--- What the task requires ---
Should the word "name" occur in a line of the records, copy that line.

#### Data records

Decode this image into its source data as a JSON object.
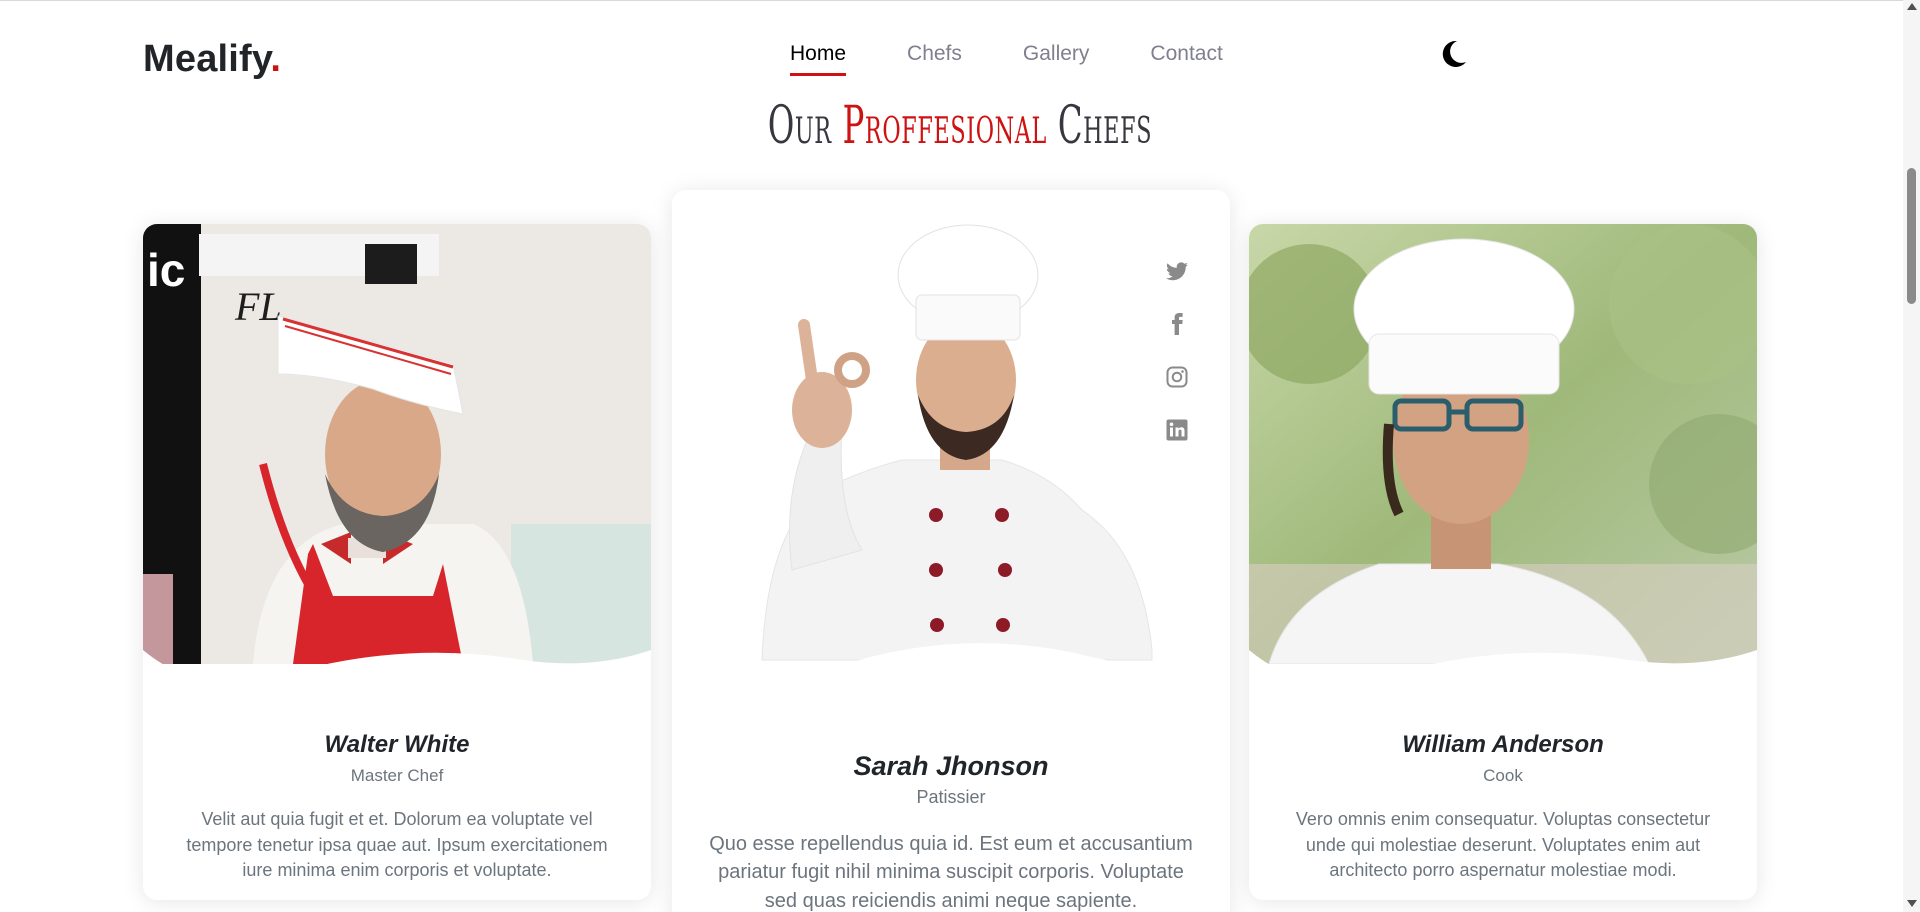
{
  "header": {
    "logo_text": "Mealify",
    "logo_dot": ".",
    "nav": [
      {
        "label": "Home",
        "active": true
      },
      {
        "label": "Chefs",
        "active": false
      },
      {
        "label": "Gallery",
        "active": false
      },
      {
        "label": "Contact",
        "active": false
      }
    ],
    "theme_toggle_icon": "moon-icon"
  },
  "section": {
    "title_prefix": "Our ",
    "title_accent": "Proffesional",
    "title_suffix": " Chefs"
  },
  "chefs": [
    {
      "name": "Walter White",
      "role": "Master Chef",
      "description": "Velit aut quia fugit et et. Dolorum ea voluptate vel tempore tenetur ipsa quae aut. Ipsum exercitationem iure minima enim corporis et voluptate."
    },
    {
      "name": "Sarah Jhonson",
      "role": "Patissier",
      "description": "Quo esse repellendus quia id. Est eum et accusantium pariatur fugit nihil minima suscipit corporis. Voluptate sed quas reiciendis animi neque sapiente.",
      "social": [
        "twitter-icon",
        "facebook-icon",
        "instagram-icon",
        "linkedin-icon"
      ]
    },
    {
      "name": "William Anderson",
      "role": "Cook",
      "description": "Vero omnis enim consequatur. Voluptas consectetur unde qui molestiae deserunt. Voluptates enim aut architecto porro aspernatur molestiae modi."
    }
  ],
  "colors": {
    "accent": "#ce1212",
    "text_dark": "#212529",
    "text_muted": "#6c757d",
    "nav_inactive": "#7f7f90",
    "icon_gray": "#8a8a8a"
  }
}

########

--- Exercise output ---
      "name": "Walter White",
      "name": "Sarah Jhonson",
      "name": "William Anderson",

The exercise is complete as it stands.